We had 1,600 feet of cinderblock fence that surrounded our Los Angeles house that desparately needed painting. I was ready to get started on what I had decided would be our epic new project. It would be the best backyard Los Angeles fence painting boot camp ever. When I told my husband about it, he was hesitant.
“Let’s just hire someone,” he suggested.
I would have none of that. This whole fence painting project would be a bonding experience for our relationship as well as an effective upper body workout. I pled my case and my husband agreed to try it my way. “Try” was the operative word.
After one hour of brushing the dark grey paint on the porous outdoor surface, we had made very little progress. I was in massive project hog heaven and began to imagine the months of hard work that would result in our new fence.
In my manual labor bliss, I didn’t notice that my husband disappeared. He returned from the house ten minutes later.
“George is on his way to drop off a paint gun.” George is our handyman who lives near downtown Los Angeles.
So much for my epic project. George was going to drive clear across all of Los Angeles to deliver us a paint gun. After a half hour, lo and behold, the paint gun arrived and my husband and I had completed one-third of the fence painting project in less than two hours.
I love a good project. Like my fence painting experience, though, I often dive in and mindlessly start grinding without first assessing the situation. I would have painted that fence for weeks without considering a more efficient option. Similarly, I regularly say yes to practically any opportunity in Los Angeles without first taking the time to really look at what they will require.
While I see this willingness to work hard as one of my positive traits, I also realize it can often get in the way of spending my time doing meaningful work.
How often do we scale mountains of Los Angeles National Forest (or any other mountain, for that matter) without first noticing that there is a valley path around the mountain that would take much less time and effort?
Working hard on a project is great for us — both mentally and physically, but working hard without first weighing your options and purposefully choosing your route is not.

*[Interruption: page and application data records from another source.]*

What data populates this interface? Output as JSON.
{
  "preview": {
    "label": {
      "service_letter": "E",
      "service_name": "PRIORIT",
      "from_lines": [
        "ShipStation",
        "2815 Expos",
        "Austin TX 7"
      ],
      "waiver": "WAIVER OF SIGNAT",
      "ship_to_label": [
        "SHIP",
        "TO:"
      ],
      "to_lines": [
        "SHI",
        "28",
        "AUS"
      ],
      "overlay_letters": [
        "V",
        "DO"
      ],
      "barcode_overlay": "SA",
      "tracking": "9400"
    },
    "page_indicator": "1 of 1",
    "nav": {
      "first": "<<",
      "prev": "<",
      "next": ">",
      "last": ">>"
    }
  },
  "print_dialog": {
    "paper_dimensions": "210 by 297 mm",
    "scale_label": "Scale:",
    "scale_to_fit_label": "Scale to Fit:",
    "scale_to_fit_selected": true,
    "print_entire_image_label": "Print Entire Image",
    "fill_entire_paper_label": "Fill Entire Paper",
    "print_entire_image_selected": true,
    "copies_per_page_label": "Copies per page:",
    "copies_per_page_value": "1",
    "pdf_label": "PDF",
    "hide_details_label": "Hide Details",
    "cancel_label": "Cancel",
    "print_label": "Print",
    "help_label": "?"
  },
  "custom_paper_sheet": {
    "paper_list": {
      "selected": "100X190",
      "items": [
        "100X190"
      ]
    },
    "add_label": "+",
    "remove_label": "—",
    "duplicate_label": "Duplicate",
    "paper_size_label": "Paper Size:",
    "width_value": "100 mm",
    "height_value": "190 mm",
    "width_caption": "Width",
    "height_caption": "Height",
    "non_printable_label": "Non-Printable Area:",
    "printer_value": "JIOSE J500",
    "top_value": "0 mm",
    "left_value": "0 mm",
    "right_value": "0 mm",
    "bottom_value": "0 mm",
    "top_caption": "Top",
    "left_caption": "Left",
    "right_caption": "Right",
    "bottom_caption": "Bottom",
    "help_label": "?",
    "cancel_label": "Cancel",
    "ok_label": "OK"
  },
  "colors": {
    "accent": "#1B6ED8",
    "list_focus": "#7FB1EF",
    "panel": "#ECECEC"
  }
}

If I really think about it, I always want to give myself the information to choose to take the circuitous route or the shortcut. Information, in practically any situation, is helpful. I think that we all just need to be brave enough to take whatever information we can get as it comes, whether it informs our plans or it steers us toward something unexpected.
In short, I want to be purposeful about the way I spend my time in my life. My guess is that you might want this as well.

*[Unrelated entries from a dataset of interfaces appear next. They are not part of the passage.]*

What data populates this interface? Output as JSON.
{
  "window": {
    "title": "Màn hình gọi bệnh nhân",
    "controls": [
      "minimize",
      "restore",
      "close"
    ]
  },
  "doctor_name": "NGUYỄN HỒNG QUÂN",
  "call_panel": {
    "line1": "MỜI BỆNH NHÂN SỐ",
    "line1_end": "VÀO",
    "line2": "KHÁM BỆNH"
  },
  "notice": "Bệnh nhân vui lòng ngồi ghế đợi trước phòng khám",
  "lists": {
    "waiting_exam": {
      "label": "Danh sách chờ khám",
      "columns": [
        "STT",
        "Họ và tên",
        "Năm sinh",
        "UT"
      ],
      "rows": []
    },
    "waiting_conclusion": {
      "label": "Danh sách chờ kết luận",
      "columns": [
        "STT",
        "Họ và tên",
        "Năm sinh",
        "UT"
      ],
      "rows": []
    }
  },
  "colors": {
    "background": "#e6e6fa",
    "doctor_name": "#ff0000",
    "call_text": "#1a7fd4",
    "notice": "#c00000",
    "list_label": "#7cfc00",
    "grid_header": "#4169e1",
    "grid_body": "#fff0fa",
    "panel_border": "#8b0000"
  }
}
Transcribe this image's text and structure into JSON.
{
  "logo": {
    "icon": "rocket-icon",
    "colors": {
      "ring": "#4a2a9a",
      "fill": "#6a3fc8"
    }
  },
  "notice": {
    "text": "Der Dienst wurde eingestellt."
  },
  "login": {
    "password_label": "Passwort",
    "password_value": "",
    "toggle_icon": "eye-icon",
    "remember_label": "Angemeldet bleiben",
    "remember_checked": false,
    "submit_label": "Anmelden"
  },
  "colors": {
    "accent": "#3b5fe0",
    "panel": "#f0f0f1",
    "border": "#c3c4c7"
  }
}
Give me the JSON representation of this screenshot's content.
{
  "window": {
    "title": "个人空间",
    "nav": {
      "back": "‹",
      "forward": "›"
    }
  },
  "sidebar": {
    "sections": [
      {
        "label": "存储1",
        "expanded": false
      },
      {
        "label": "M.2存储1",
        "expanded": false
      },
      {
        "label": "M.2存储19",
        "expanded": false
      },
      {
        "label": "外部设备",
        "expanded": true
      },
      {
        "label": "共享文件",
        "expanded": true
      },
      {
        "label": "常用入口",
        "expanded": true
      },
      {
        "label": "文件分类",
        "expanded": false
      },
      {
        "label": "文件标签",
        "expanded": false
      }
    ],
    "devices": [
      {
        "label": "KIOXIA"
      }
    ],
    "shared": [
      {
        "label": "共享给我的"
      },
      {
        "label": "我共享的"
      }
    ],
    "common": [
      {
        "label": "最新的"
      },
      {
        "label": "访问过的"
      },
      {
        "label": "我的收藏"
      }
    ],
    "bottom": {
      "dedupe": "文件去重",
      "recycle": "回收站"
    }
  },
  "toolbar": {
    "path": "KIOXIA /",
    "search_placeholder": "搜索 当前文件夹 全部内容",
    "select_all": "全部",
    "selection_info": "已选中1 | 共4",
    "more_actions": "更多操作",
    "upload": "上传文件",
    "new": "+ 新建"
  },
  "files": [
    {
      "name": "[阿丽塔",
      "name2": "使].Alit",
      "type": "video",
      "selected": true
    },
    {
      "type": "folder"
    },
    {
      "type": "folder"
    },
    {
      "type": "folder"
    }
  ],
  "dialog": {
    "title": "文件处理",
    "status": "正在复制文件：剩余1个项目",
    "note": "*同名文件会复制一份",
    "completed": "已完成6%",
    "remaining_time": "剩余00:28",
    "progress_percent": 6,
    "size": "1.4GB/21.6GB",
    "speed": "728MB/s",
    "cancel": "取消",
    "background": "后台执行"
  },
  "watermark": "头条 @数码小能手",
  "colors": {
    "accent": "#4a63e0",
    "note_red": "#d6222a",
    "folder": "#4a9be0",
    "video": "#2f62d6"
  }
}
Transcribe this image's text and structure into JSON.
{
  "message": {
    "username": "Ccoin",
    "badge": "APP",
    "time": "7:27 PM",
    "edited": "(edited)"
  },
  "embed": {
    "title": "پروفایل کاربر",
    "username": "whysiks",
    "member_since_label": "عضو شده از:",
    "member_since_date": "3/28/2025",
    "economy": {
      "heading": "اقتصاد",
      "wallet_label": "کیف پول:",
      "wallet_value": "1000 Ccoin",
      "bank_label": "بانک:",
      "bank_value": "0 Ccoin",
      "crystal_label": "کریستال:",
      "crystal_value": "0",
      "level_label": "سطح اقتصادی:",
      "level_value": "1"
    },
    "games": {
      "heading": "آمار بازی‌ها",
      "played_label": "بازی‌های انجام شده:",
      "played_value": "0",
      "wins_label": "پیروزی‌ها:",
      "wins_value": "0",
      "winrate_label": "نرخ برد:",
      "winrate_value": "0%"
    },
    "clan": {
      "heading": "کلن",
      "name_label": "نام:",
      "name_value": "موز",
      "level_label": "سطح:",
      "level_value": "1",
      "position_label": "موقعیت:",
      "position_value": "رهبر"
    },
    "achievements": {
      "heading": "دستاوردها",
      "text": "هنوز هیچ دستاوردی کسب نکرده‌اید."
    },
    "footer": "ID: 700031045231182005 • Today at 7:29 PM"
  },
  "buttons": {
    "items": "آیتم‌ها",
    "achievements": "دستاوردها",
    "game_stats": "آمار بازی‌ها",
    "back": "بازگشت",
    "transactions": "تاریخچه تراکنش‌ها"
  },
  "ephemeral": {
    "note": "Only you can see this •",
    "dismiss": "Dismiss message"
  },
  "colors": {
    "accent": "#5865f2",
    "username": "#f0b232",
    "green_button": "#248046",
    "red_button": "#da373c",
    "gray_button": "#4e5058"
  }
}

It’s highly likely that you are much more mindful than I am when you are taking on a new project or committing to something new. However, if you happen to be like me and you often say “yes” without thinking or jump into things without assessing the situation first, I encourage you to take heed of my fence painting experience.
In our Los Angeles home and in life, you can pick the paintbrush or the paint gun. Both get the job done, but the freedom comes in recognizing them both as your options from which to choose. Knowing is the price of admission. I encourage you all to allow yourself to choose either the paintbrush or the paint gun. Just choose wisely, friends.